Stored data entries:
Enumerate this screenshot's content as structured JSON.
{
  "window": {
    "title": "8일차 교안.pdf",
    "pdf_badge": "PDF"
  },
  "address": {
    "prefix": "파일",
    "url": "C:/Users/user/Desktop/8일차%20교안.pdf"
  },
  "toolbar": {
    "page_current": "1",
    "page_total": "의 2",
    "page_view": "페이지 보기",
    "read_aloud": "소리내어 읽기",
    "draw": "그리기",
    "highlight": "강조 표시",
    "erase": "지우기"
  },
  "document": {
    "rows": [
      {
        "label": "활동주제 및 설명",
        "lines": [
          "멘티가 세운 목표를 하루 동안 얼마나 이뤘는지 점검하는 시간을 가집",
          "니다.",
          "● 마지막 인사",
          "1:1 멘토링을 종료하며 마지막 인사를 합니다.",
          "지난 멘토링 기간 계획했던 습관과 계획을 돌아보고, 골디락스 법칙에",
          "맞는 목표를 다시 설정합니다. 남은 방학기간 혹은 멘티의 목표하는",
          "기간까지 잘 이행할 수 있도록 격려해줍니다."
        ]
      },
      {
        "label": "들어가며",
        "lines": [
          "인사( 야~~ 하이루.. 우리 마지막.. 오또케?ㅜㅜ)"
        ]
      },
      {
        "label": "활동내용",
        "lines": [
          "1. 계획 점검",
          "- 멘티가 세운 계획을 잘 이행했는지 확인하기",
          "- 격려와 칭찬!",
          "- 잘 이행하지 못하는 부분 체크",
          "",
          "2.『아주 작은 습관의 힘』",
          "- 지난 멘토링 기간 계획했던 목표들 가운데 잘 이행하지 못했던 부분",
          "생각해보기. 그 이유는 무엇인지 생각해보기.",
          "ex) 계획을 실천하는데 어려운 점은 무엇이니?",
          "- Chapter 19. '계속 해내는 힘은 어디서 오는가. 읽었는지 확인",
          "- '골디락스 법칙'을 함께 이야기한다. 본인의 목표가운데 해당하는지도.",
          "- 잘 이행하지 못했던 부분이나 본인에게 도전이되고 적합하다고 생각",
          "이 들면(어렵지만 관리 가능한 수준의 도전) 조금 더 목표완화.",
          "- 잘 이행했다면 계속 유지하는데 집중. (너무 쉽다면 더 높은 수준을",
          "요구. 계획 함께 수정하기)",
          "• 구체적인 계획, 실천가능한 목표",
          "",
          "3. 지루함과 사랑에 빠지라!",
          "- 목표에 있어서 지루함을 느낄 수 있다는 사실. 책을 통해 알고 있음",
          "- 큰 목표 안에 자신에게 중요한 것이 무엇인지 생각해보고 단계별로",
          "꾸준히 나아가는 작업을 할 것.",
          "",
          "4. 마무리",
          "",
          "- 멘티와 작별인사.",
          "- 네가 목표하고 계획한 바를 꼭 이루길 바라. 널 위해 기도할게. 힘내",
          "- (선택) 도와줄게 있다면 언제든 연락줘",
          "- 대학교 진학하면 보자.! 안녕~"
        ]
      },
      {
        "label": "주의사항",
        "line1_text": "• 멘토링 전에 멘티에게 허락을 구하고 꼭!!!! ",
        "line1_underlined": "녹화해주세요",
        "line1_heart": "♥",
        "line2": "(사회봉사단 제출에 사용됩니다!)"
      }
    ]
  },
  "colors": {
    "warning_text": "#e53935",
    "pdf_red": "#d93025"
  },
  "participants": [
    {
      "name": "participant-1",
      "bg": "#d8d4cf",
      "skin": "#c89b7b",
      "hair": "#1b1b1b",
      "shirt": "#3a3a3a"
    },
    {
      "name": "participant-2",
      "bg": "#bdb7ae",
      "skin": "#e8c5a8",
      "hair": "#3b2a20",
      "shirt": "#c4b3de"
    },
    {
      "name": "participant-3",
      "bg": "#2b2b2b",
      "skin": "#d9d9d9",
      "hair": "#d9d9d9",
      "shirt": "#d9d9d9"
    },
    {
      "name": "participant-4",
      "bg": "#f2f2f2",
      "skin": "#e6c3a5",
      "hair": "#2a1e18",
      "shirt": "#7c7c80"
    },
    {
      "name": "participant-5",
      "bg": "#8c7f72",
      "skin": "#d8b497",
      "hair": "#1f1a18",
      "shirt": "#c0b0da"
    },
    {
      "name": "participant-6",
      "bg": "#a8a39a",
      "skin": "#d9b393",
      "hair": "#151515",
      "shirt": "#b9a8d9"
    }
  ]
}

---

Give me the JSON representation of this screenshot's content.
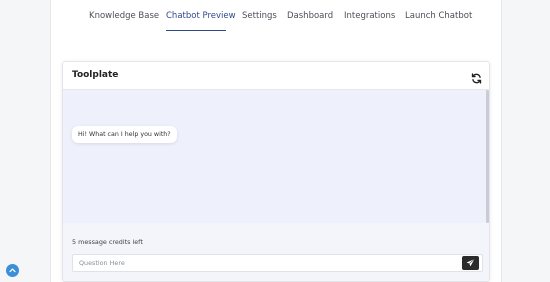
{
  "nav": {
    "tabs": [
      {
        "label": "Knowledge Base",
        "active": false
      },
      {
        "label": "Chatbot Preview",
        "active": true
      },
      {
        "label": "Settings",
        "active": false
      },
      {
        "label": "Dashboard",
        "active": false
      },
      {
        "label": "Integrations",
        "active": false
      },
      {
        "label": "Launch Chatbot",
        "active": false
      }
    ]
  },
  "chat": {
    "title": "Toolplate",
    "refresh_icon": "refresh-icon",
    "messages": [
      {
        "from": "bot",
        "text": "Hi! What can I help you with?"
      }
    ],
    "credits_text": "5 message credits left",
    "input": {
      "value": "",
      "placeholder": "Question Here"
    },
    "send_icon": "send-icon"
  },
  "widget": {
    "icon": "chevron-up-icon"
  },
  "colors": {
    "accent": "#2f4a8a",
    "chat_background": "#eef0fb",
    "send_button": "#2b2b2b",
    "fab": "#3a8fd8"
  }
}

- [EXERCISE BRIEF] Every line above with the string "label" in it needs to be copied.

- [RESPONSE]
        "label": "활동주제 및 설명",
        "label": "들어가며",
        "label": "활동내용",
        "label": "주의사항",
        "label": "Knowledge Base",
        "label": "Chatbot Preview",
        "label": "Settings",
        "label": "Dashboard",
        "label": "Integrations",
        "label": "Launch Chatbot",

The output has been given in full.